Larger rise in collectively negotiated wages in second quarter

11/07/2006 14:00

Collectively negotiated wage levels in the Netherlands were 1.9 percent higher in the second quarter of this year than one year previously. This is a substantially larger increase than in 2005, when it was 0.7 percent, the smallest increase since 1984.

Quarterly increases in collectively negotiated wages


The increase in collectively negotiated wages became smaller and smaller after the end of 2001. Since the third quarter of 2005, however, it has been increasing again.

More special allowances

Special allowances, among other things related to the life course savings scheme and medical expenses, account for 0.3 percent of the wage rise. Without these special allowances, the average increase would be 1.6 percent.

Highest rise for public sector

Special allowances are also increasing in the public sector, making the wage rise in this sector the largest, at 2.4 percent.

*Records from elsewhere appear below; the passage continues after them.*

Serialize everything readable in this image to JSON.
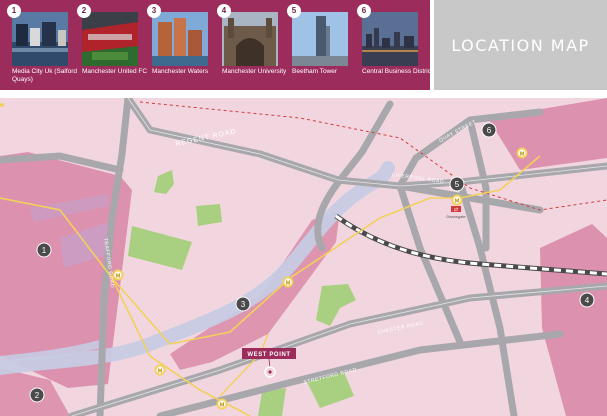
{
  "locations": [
    {
      "number": "1",
      "caption": "Media City Uk (Salford Quays)"
    },
    {
      "number": "2",
      "caption": "Manchester United FC"
    },
    {
      "number": "3",
      "caption": "Manchester Waters"
    },
    {
      "number": "4",
      "caption": "Manchester University"
    },
    {
      "number": "5",
      "caption": "Beetham Tower"
    },
    {
      "number": "6",
      "caption": "Central Business District"
    }
  ],
  "title": "LOCATION MAP",
  "map": {
    "roads": [
      "REGENT ROAD",
      "LIVERPOOL ROAD",
      "CHESTER ROAD",
      "TRAFFORD ROAD",
      "STRETFORD ROAD",
      "QUAY STREET"
    ],
    "station_label": "Deansgate",
    "rail_symbol": "⇄",
    "development_label": "WEST POINT",
    "tram_symbol": "M",
    "markers": [
      "1",
      "2",
      "3",
      "4",
      "5",
      "6"
    ]
  },
  "colors": {
    "header": "#9c2c5c",
    "title_panel": "#c8c8c8",
    "map_background": "#f2d6df",
    "road": "#a8a8ac",
    "district": "#d98aa8",
    "water": "#c6cbe3",
    "park": "#a9cf80",
    "tram_route": "#f3d05a",
    "rail_line": "#d23c3c"
  }
}
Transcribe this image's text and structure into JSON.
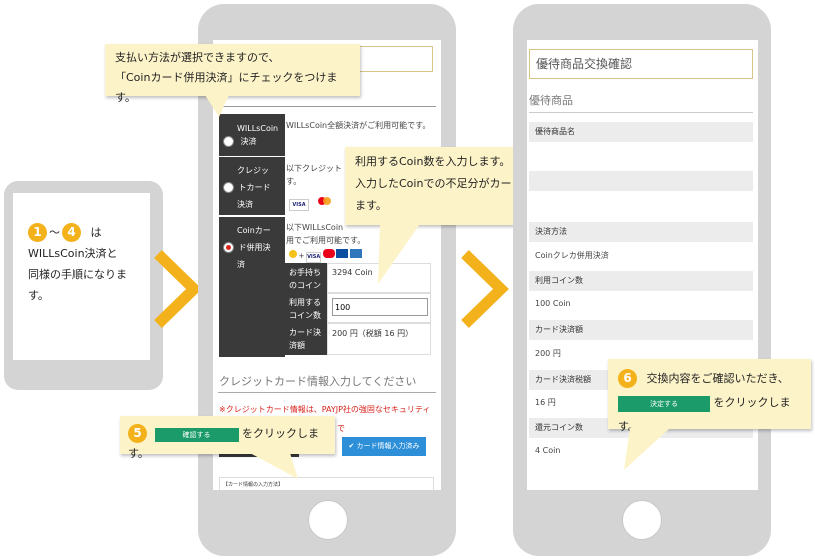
{
  "left_phone": {
    "step_from": "1",
    "step_sep": "～",
    "step_to": "4",
    "text_line1": "は",
    "text_line2": "WILLsCoin決済と",
    "text_line3": "同様の手順になりま",
    "text_line4": "す。"
  },
  "middle_phone": {
    "callout_top_line1": "支払い方法が選択できますので、",
    "callout_top_line2": "「Coinカード併用決済」にチェックをつけます。",
    "payment_options": [
      {
        "label_line1": "WILLsCoin",
        "label_line2": "決済",
        "desc": "WILLsCoin全額決済がご利用可能です。"
      },
      {
        "label_line1": "クレジッ",
        "label_line2": "トカード",
        "label_line3": "決済",
        "desc_line1": "以下クレジット",
        "desc_line2": "す。"
      },
      {
        "label_line1": "Coinカー",
        "label_line2": "ド併用決",
        "label_line3": "済",
        "desc_line1": "以下WILLsCoin",
        "desc_line2": "用でご利用可能です。"
      }
    ],
    "card_brands": [
      "VISA",
      "MC",
      "JCB",
      "AMEX",
      "Diners"
    ],
    "coin_rows": [
      {
        "label_line1": "お手持ち",
        "label_line2": "のコイン",
        "value": "3294 Coin"
      },
      {
        "label_line1": "利用する",
        "label_line2": "コイン数",
        "input_value": "100"
      },
      {
        "label_line1": "カード決",
        "label_line2": "済額",
        "value": "200 円（税額 16 円）"
      }
    ],
    "callout_mid_line1": "利用するCoin数を入力します。",
    "callout_mid_line2": "入力したCoinでの不足分がカードで支払われ",
    "callout_mid_line3": "ます。",
    "credit_heading": "クレジットカード情報入力してください",
    "red_notice": "※クレジットカード情報は、PAYJP社の強固なセキュリティ",
    "red_notice2": "で",
    "card_done_button": "✔ カード情報入力済み",
    "card_method_label": "【カード情報の入力方法】",
    "step5_num": "5",
    "step5_button": "確認する",
    "step5_text": "をクリックします。"
  },
  "right_phone": {
    "title": "優待商品交換確認",
    "section": "優待商品",
    "fields": [
      {
        "label": "優待商品名",
        "value": ""
      },
      {
        "label": "",
        "value": ""
      },
      {
        "label": "決済方法",
        "value": "Coinクレカ併用決済"
      },
      {
        "label": "利用コイン数",
        "value": "100 Coin"
      },
      {
        "label": "カード決済額",
        "value": "200 円"
      },
      {
        "label": "カード決済税額",
        "value": "16 円"
      },
      {
        "label": "還元コイン数",
        "value": "4 Coin"
      }
    ],
    "step6_num": "6",
    "step6_text": "交換内容をご確認いただき、",
    "step6_button": "決定する",
    "step6_text2": "をクリックします。"
  },
  "colors": {
    "accent": "#f3b21b",
    "bubble": "#fdf3c9",
    "green_button": "#1b9a6a",
    "blue_button": "#2d8fd8",
    "dark_cell": "#3a3a3a",
    "title_border": "#d7c58a"
  },
  "icons": [
    "chevron-right-icon",
    "radio-icon",
    "card-brand-icon"
  ]
}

In 2004 and 2005 wage increases in this sector were smallest at 0.4 percent.

Collectively negotiated wage rise by sector, second quarter 2006

Two sectors already above 3 percent

Wage rises in two sectors are already back above the 3 percent level: energy and water companies (+3.6 percent) and financial institutions (+3.1 percent).

Wage rises since 1980

Collectively negotiated wages of employees rose by an average 85 percent in the period 1980-2005. In this period wages in the public sector remained substantially below those in the private sector. Between 1980 and 2005 collectively negotiated wages for government employees rose by 59 percent, while those for private sector employees nearly doubled.

Wage rises per sector, 1980-2005

Difference stems from early eighties

The difference in the increase in collectively negotiated wages between government and private sector started in the first half of the 1980s. Between 1980 and 1985 private sector wages rose by 20 percent, while those for government workers fell by 2 percent. The latter was the result of budget restriction measures by the government, affecting civil servant salaries among other things.
After 1985 the development in collectively negotiated wages in public and the private sector were about the same: between 1985 and 2005 wages for government employees rose by 62 percent, those for private sector employees by 63 percent.

Nathalie Peltzer